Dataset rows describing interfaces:
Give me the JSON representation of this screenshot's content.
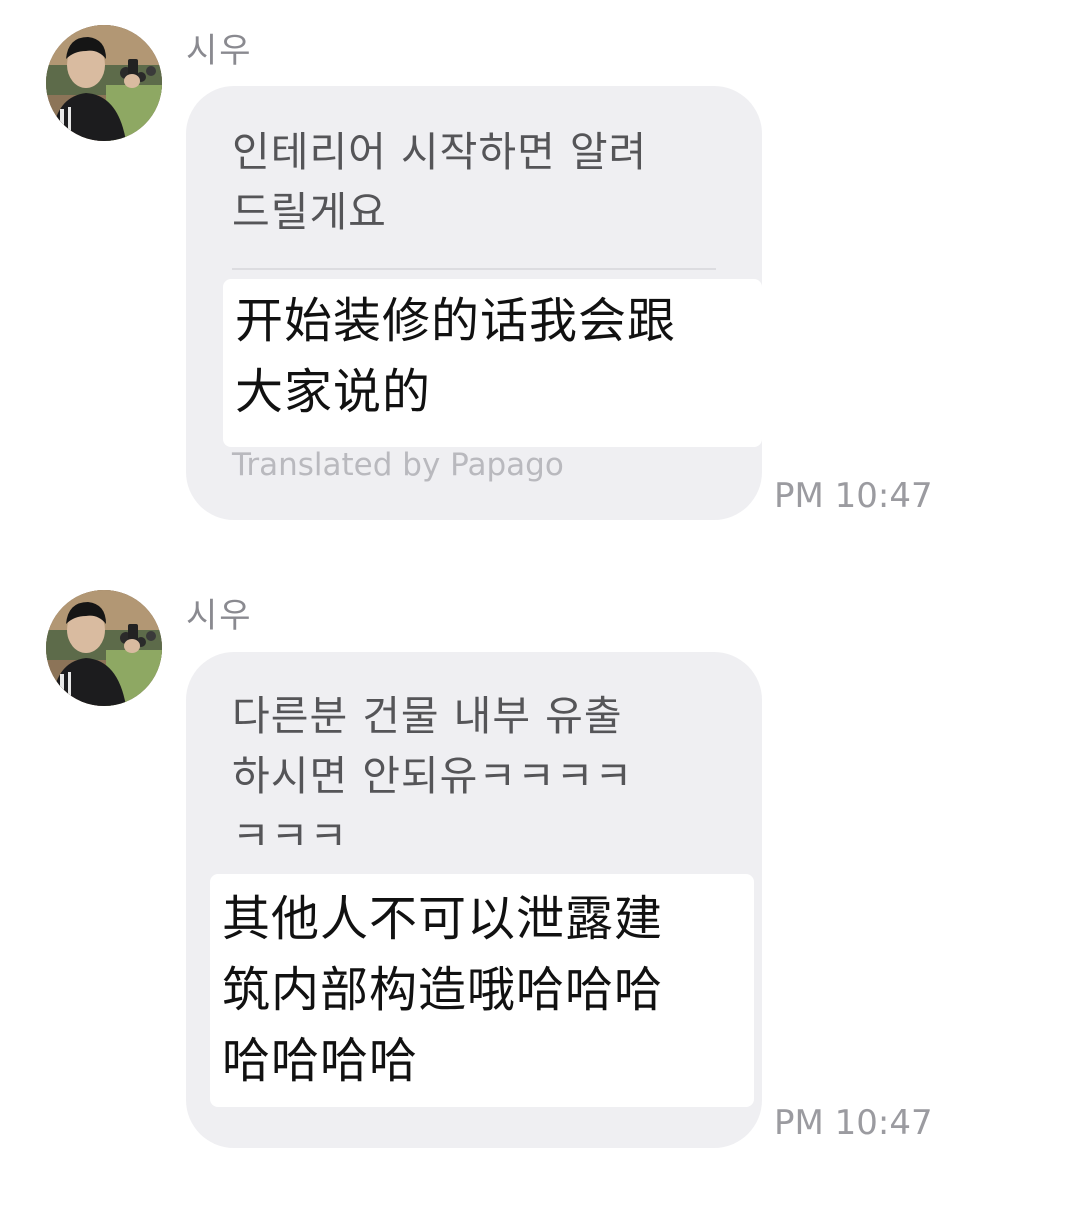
{
  "messages": [
    {
      "sender": "시우",
      "original_text": "인테리어 시작하면 알려\n드릴게요",
      "translated_text": "开始装修的话我会跟\n大家说的",
      "translation_credit": "Translated by Papago",
      "time": "PM 10:47"
    },
    {
      "sender": "시우",
      "original_text": "다른분 건물 내부 유출\n하시면 안되유ㅋㅋㅋㅋ\nㅋㅋㅋ",
      "translated_text": "其他人不可以泄露建\n筑内部构造哦哈哈哈\n哈哈哈哈",
      "time": "PM 10:47"
    }
  ],
  "icons": {
    "avatar": "profile-photo"
  }
}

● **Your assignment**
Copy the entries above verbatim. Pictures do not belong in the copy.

● **Written response**
Give me the JSON representation of this screenshot's content.
{
  "messages": [
    {
      "sender": "시우",
      "original_text": "인테리어 시작하면 알려\n드릴게요",
      "translated_text": "开始装修的话我会跟\n大家说的",
      "translation_credit": "Translated by Papago",
      "time": "PM 10:47"
    },
    {
      "sender": "시우",
      "original_text": "다른분 건물 내부 유출\n하시면 안되유ㅋㅋㅋㅋ\nㅋㅋㅋ",
      "translated_text": "其他人不可以泄露建\n筑内部构造哦哈哈哈\n哈哈哈哈",
      "time": "PM 10:47"
    }
  ],
  "icons": {
    "avatar": "profile-photo"
  }
}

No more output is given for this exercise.